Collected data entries

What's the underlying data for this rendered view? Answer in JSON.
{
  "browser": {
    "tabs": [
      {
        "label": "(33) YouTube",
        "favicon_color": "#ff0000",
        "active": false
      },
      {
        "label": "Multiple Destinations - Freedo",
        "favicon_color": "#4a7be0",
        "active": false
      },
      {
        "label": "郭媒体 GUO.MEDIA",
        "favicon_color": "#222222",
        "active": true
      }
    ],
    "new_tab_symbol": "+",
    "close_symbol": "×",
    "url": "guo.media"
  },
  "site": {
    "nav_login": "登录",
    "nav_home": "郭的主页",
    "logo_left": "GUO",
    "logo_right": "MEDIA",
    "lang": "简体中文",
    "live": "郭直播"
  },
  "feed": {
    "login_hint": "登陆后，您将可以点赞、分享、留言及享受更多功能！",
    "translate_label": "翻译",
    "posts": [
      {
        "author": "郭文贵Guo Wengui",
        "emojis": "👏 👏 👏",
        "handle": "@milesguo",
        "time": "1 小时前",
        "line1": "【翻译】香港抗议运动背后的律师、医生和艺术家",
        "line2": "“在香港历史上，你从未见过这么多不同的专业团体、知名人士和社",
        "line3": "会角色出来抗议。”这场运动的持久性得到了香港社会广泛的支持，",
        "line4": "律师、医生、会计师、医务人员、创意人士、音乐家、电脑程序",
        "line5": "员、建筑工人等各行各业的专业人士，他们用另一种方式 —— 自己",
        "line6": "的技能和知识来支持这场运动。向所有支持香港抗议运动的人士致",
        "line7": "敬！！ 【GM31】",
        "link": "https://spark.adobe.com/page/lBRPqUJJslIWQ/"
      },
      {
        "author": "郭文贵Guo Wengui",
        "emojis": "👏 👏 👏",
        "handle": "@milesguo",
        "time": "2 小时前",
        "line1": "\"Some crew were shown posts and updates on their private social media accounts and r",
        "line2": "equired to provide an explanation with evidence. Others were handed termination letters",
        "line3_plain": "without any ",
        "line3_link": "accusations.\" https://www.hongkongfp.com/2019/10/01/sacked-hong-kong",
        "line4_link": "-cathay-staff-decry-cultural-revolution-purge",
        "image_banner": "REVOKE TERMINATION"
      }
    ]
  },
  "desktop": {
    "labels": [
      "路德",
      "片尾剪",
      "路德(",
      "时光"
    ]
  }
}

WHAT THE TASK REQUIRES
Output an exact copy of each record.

YOUR SOLUTION
What's the underlying data for this rendered view? Answer in JSON.
{
  "browser": {
    "tabs": [
      {
        "label": "(33) YouTube",
        "favicon_color": "#ff0000",
        "active": false
      },
      {
        "label": "Multiple Destinations - Freedo",
        "favicon_color": "#4a7be0",
        "active": false
      },
      {
        "label": "郭媒体 GUO.MEDIA",
        "favicon_color": "#222222",
        "active": true
      }
    ],
    "new_tab_symbol": "+",
    "close_symbol": "×",
    "url": "guo.media"
  },
  "site": {
    "nav_login": "登录",
    "nav_home": "郭的主页",
    "logo_left": "GUO",
    "logo_right": "MEDIA",
    "lang": "简体中文",
    "live": "郭直播"
  },
  "feed": {
    "login_hint": "登陆后，您将可以点赞、分享、留言及享受更多功能！",
    "translate_label": "翻译",
    "posts": [
      {
        "author": "郭文贵Guo Wengui",
        "emojis": "👏 👏 👏",
        "handle": "@milesguo",
        "time": "1 小时前",
        "line1": "【翻译】香港抗议运动背后的律师、医生和艺术家",
        "line2": "“在香港历史上，你从未见过这么多不同的专业团体、知名人士和社",
        "line3": "会角色出来抗议。”这场运动的持久性得到了香港社会广泛的支持，",
        "line4": "律师、医生、会计师、医务人员、创意人士、音乐家、电脑程序",
        "line5": "员、建筑工人等各行各业的专业人士，他们用另一种方式 —— 自己",
        "line6": "的技能和知识来支持这场运动。向所有支持香港抗议运动的人士致",
        "line7": "敬！！ 【GM31】",
        "link": "https://spark.adobe.com/page/lBRPqUJJslIWQ/"
      },
      {
        "author": "郭文贵Guo Wengui",
        "emojis": "👏 👏 👏",
        "handle": "@milesguo",
        "time": "2 小时前",
        "line1": "\"Some crew were shown posts and updates on their private social media accounts and r",
        "line2": "equired to provide an explanation with evidence. Others were handed termination letters",
        "line3_plain": "without any ",
        "line3_link": "accusations.\" https://www.hongkongfp.com/2019/10/01/sacked-hong-kong",
        "line4_link": "-cathay-staff-decry-cultural-revolution-purge",
        "image_banner": "REVOKE TERMINATION"
      }
    ]
  },
  "desktop": {
    "labels": [
      "路德",
      "片尾剪",
      "路德(",
      "时光"
    ]
  }
}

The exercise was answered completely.